Reputation: 137

~1 in every 2 billion words isn't really "widely used" – James Webster – 2015-10-28T16:39:40.570

Compare – James Webster – 2015-10-28T16:40:45.553

Perhaps I overstated it. Would you consider editing the answer? What would you suggest? – A.P. – 2015-10-28T20:20:26.190


Use "very best" instead if you want to emphasize "best." "Ultimate" means "final" and "best" defines the most capable or favored. If something is the most capable or favored out of all other things, then it is also the "ultimate" thing, because why would you need other things when you already have the best one?

"Very best" has an application because "best" can also be used to define an elite group, not the singular most capable:

The Honda Accord is one of the best cars ever made.

Here, "best" clearly defines an elite group, not a singular "best car." Using "very best" sets a singular thing apart from even the "best" cars.

"Ultimate best" may make sense from a purely logical, technical perspective when you take into consideration that new things which come out are often better than old things, but it's very awkward and unidiomatic because "ultimate" usually implies that it is already best of its class.
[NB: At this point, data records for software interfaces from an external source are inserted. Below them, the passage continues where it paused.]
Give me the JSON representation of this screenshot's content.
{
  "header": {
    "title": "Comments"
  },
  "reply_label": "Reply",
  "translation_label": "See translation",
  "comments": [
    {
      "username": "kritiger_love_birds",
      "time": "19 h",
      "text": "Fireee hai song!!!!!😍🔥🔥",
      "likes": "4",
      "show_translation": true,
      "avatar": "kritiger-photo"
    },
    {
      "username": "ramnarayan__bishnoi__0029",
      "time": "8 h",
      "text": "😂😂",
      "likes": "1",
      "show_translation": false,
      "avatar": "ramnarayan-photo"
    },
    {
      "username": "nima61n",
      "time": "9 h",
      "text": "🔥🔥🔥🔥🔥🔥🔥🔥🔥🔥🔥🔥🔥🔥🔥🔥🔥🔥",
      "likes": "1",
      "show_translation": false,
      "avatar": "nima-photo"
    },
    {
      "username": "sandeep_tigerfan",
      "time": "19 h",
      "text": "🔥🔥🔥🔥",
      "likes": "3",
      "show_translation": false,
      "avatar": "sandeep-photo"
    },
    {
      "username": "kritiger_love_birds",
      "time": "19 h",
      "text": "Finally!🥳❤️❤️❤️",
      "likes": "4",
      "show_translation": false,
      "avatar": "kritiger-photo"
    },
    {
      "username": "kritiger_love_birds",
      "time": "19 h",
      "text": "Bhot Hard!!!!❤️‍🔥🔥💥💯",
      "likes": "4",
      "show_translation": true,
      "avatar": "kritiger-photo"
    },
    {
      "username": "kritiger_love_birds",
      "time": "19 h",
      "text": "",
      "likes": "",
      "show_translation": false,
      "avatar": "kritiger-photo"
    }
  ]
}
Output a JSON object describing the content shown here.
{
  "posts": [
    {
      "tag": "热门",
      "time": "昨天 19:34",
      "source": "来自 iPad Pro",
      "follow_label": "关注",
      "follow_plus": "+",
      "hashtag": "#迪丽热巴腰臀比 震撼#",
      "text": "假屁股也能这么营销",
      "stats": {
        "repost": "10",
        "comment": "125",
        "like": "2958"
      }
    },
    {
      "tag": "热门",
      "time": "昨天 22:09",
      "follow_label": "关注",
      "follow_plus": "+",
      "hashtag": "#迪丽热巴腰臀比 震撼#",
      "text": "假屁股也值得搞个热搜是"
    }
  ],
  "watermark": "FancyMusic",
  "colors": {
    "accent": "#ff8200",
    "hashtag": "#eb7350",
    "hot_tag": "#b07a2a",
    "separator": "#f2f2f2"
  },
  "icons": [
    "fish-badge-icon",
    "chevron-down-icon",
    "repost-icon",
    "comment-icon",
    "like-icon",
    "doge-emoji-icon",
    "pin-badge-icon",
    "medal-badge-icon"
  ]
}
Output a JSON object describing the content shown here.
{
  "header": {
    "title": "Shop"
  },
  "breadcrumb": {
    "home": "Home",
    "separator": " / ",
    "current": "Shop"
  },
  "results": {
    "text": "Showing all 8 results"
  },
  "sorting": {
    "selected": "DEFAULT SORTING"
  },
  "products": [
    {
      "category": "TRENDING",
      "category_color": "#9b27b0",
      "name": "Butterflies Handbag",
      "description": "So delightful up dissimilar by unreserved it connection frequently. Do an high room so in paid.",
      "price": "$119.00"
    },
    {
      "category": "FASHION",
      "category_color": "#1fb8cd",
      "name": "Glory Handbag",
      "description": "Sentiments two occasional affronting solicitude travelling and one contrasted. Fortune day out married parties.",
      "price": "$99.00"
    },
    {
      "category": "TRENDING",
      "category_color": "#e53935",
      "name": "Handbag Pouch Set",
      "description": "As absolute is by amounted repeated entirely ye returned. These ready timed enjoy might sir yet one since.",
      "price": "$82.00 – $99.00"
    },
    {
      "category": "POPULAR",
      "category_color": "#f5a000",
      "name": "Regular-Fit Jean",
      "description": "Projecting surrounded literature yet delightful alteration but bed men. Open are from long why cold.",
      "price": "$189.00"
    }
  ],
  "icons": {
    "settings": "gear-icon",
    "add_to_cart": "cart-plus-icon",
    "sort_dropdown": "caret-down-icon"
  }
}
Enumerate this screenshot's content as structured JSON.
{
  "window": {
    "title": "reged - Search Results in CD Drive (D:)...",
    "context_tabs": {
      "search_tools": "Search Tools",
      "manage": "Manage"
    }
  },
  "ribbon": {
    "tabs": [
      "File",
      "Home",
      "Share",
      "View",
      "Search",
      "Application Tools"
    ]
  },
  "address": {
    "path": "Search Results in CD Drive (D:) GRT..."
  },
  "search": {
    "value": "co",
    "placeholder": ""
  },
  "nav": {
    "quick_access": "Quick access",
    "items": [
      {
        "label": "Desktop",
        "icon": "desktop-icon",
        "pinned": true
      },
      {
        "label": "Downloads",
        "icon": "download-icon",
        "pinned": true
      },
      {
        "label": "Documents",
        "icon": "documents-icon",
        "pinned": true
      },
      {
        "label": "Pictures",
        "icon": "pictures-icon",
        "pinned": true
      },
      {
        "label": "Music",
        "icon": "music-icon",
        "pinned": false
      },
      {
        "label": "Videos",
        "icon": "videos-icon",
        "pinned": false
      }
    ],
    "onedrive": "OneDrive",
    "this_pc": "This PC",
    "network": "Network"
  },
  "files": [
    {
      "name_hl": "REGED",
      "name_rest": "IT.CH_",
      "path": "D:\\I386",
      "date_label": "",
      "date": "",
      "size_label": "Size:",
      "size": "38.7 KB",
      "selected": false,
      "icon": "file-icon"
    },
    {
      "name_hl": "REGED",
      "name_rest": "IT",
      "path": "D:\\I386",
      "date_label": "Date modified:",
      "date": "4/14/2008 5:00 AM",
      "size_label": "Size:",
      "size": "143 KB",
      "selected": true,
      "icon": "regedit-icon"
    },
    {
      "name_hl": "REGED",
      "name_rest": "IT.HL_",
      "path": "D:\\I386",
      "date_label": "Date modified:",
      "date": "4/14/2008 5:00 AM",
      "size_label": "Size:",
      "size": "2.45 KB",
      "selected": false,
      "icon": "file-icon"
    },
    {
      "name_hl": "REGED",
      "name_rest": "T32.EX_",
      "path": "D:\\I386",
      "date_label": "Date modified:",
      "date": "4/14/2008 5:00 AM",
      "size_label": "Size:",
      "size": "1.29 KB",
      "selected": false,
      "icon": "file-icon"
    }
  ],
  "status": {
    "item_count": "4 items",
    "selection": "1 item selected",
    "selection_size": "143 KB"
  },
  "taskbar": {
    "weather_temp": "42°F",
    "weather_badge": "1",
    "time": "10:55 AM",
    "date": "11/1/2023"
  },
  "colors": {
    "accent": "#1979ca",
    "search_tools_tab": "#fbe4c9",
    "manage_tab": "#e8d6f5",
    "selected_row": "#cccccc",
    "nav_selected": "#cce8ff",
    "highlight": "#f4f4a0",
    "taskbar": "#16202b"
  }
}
If you wanted to say that a model of car was so good that it will be better than any car that comes after it, labelling it "the ultimate car" gets that point across just fine without stating "best."

Crazy Eyes

Posted 2015-10-27T19:45:10.900

Reputation: 3 511